A check or draft drawn upon a fUild more than sufficient to pay it, operates as an equitable assignment of, the amount therein specified, as between the drawer and payee. 2. PRINCIPAL MAy RECOVER HIS PROPERTY FROM AGENT. A principal mayfoUowhis property into the hands of his agent, or his agent's assignee, and recover it, or'its proceeds. 3. SAME-ASSIGNEE. An assignee for general creditors can assert no claim not good in the hands of his assignor. . 4. CHECK-EQUITABLE ASSIGNMENT-ASSIGNEE-BILL OF INTERPLEADER. A. collected $1,072 for B., and selitH. a check therefor on C., a bank, on the sixteenth day of the month, and charged himself with said amount in his account with O. On that day aQ.d on the 18th following, A. had on dt'posit with 0; more than sufficient money to meet the check. On the 18th, A. made an assignment, for the benefit of his creditors, to E. and F., who immediately accepted the trust. On the 19th, O. received notice of the assignment. On the same day B. received the.checkand presented it to C. after it had received said notice. Payment was refused. Thereafter C., by bill of imterpleader, asked the decision of the court as to the dIsposition of the fund.E. and F. claimed it all. B. claimed amount cailed for by his check. Held, that as between A. and B. the check operated as an equitable assignment, and that' the amount thereof should first be paid to B.out of the fUQ.d, and the balance, after payment of should go to the assigDees.' .
5. SAME. Held, also, that if the court had not considered the check an equitable assign-

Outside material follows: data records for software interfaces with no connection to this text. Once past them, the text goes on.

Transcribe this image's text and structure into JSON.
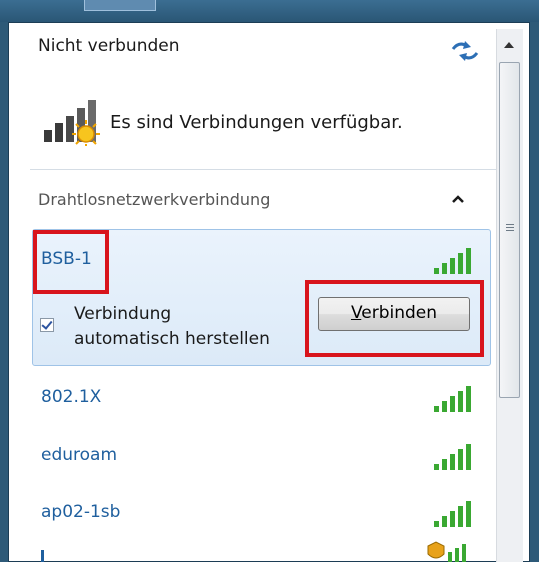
{
  "header": {
    "status": "Nicht verbunden",
    "availability": "Es sind Verbindungen verfügbar."
  },
  "section": {
    "title": "Drahtlosnetzwerkverbindung"
  },
  "selected_network": {
    "name": "BSB-1",
    "auto_connect_line1": "Verbindung",
    "auto_connect_line2": "automatisch herstellen",
    "auto_connect_checked": true,
    "connect_button_first": "V",
    "connect_button_rest": "erbinden"
  },
  "networks": [
    {
      "name": "802.1X"
    },
    {
      "name": "eduroam"
    },
    {
      "name": "ap02-1sb"
    }
  ],
  "colors": {
    "highlight": "#d8141c",
    "network_text": "#1f5f9e",
    "signal": "#3aa832"
  }
}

it would hav,e made the same decree on the ground that A. ment of the held the fund for B. as the proceeds of a collection made as B. 's agent.
In Equity. Bill of interpleader... The facts of the' 'case are sufficiently stated in the opinion, except that the character of the instruID1l-nt:referred to therein as a "bill of exchange, (or check,)" is left somewhat indefinite. Said instrument is in words and figures as follows:
No. 37,230. $1,072.
SAVINGS INSTITUTION, CINCINNATI. December 16, 1878.
"Pay to the order of H. L. Newman & Co., ten hundred and seventy-two dollars, in currency. "To (Jerman Sa'oings Institution, St. Louis, Mo. "C. F. ADAE & Co.
"M. M. ADAE."
Finkelnburg Rassieur, for complainant. Noble d; Orrick, for defendants.